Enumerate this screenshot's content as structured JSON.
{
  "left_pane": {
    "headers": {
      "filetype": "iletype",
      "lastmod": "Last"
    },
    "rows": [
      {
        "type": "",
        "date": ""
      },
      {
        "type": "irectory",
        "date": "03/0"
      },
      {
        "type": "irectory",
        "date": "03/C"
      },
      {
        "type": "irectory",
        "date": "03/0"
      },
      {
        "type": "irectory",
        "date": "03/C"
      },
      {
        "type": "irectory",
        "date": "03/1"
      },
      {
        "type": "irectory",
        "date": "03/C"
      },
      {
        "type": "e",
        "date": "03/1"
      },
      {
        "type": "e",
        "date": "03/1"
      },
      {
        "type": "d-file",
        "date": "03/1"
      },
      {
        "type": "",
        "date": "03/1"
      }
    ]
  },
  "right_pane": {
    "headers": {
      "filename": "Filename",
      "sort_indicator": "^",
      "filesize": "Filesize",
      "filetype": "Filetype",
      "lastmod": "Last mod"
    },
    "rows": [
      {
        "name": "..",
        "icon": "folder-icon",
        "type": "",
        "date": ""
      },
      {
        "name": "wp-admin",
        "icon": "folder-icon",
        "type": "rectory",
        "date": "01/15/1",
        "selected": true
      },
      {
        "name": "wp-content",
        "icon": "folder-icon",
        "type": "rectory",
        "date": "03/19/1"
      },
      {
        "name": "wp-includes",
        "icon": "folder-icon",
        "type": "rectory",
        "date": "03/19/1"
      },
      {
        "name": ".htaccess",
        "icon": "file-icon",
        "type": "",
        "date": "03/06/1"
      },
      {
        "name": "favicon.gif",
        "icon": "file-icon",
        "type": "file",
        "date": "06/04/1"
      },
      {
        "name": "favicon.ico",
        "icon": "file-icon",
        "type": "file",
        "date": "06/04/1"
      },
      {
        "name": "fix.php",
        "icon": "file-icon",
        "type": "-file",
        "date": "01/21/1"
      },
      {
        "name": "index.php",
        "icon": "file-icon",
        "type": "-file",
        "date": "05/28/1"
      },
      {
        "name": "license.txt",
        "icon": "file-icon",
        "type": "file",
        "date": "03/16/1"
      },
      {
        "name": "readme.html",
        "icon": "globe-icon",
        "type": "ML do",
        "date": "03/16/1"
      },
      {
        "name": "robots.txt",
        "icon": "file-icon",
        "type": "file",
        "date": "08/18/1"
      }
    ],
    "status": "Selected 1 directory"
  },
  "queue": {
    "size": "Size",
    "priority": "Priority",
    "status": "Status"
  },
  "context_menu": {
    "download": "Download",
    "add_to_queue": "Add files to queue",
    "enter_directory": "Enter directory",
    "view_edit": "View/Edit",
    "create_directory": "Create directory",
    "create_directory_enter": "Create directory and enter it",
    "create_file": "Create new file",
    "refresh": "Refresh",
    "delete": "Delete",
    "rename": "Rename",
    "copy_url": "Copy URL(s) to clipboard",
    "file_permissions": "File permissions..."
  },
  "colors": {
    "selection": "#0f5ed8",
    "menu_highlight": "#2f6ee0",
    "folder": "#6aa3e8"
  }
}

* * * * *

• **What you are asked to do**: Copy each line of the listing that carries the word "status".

• **Task answer**:
    "status": "Selected 1 directory"
    "status": "Status"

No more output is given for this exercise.